Now that books are digital & Google has rights to sell them I would expect in the next year or 2 that Google starts to display them in the organic search results more aggressively. The free samples can be monetized via ads & upsells of the whole book. That endless stream of editorially vetted content could put a dent in the content farm business model.SEO Book.com – Learn. Rank. Dominate.
I make videos for companies and people. I also make them for my website.
Many people who read my blog know you best for your satirical puppet video about the tech industry and it’s celebrities, like this video of Mark Zuckerberg of facebookClick here to view the embedded video.
Do you think that silicon valley and tech blogger taking themselves so seriously is part of what makes your videos stand out?
We all are. Tech is now like entertainment.
There’s no denying that you’re a funny person, but your also a smart guy. Back when the Bill Gates and Jerry Sienfeld commercials you where way ahead of the curve on understanding what was going on. What gives you an edge that a lot of tech pundits don’t seem to have?
Some people have said that the tech space is very spotty when it comes to real journalists. If you could change one thing about the tech bloggers and how they cover the industry what would it be?
So much of it is cut and paste and flat out scraping. They all are rehashing the same nonsense.
On the positive side who are two or three journalists, online blogs or news sources, that you admire or respect?Kara Swisher, CNET, I like Wired lately.
Let’s change gears you have a conference in New York City coming up on August 14th called the Audience Conference, can you tell me a little bit about it.
It’s a learning experience on how to make your business more engaging to your audience by working with artists who deal with an audience up close and personal. We all want our business to be engaging and capture and audience ie.customers so I figured lets mash it all up and get some great ideas.

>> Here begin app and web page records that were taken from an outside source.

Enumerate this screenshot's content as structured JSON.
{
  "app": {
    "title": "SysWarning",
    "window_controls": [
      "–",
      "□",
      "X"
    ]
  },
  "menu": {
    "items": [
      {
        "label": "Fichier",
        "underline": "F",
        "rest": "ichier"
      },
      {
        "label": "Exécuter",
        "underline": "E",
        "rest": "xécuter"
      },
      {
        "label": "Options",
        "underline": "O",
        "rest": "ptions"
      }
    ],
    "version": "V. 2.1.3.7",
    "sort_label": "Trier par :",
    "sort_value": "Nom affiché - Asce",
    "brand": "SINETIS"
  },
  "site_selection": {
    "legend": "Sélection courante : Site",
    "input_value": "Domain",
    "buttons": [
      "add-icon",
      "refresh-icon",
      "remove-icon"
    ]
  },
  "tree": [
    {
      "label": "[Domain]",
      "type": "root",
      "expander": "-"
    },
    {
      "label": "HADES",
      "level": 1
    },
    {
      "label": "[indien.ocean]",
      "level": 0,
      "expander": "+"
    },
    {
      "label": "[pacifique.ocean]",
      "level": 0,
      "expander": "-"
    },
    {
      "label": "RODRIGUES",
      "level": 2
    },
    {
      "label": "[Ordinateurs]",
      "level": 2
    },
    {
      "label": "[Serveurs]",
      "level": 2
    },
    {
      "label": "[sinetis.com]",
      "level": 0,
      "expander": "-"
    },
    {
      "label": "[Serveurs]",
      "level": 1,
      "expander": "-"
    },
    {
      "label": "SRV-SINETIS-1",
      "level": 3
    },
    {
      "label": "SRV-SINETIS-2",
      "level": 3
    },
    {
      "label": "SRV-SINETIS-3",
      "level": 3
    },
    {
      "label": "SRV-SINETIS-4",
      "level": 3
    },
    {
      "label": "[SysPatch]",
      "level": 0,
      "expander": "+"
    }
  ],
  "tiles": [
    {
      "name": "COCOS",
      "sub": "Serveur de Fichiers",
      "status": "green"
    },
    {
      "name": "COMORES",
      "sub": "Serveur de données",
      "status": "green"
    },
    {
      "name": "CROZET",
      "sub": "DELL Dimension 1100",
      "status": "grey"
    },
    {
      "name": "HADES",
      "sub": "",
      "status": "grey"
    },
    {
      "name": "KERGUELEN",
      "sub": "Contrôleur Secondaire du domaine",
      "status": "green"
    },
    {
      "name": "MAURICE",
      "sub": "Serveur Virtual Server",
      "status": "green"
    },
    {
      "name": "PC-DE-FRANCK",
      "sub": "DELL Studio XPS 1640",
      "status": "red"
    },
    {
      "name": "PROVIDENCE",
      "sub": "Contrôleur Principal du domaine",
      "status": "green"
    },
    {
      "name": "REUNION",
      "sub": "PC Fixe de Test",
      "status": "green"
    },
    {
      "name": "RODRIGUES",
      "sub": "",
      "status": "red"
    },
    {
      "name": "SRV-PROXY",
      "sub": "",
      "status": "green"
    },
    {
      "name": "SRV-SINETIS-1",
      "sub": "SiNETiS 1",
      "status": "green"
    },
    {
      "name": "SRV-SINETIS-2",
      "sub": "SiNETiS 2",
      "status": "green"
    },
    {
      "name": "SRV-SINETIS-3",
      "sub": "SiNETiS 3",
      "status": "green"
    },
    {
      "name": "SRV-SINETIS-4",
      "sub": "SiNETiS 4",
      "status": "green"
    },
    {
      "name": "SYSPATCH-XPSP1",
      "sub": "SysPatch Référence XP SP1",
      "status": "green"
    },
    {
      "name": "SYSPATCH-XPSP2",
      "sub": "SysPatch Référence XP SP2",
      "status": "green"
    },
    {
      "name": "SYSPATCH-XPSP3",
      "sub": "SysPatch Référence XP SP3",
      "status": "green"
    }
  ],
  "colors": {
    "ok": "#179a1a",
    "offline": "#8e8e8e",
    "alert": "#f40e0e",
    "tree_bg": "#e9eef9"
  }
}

I spoke with a lot of people who went to last years show and said how different it was from traditional conferences. Can you tell me what makes your show different from the other shows.
I think it a lot more fun. We are also the least expensive.
Looking at your speaker list I can see you have quite a few marquee name presenters, can you tell me about them, and what they will be talking about?
All the comedians will do a set and then a Q&A about their experiences with an audience. The tech people will be talking about their tools and experience in dealing with an audience online.
If there where one or two things you hope that everyone who attends your conference could take back and put to use what would it be?
To always remember their is now an audience of some kind for your business. How do you best engage them.
Any closing thoughts you’d like to leave us with?
Just to remember to keep your eyes open. Thanks.
Thanks Loren for taking the time to talk to me today. If you’d like to read and see more of Loren’s work head over to 1938 Media. If you are going to be in the New York City area on August 14th you should think about attending the Audience Conference tickets are available online.
Photo via adrants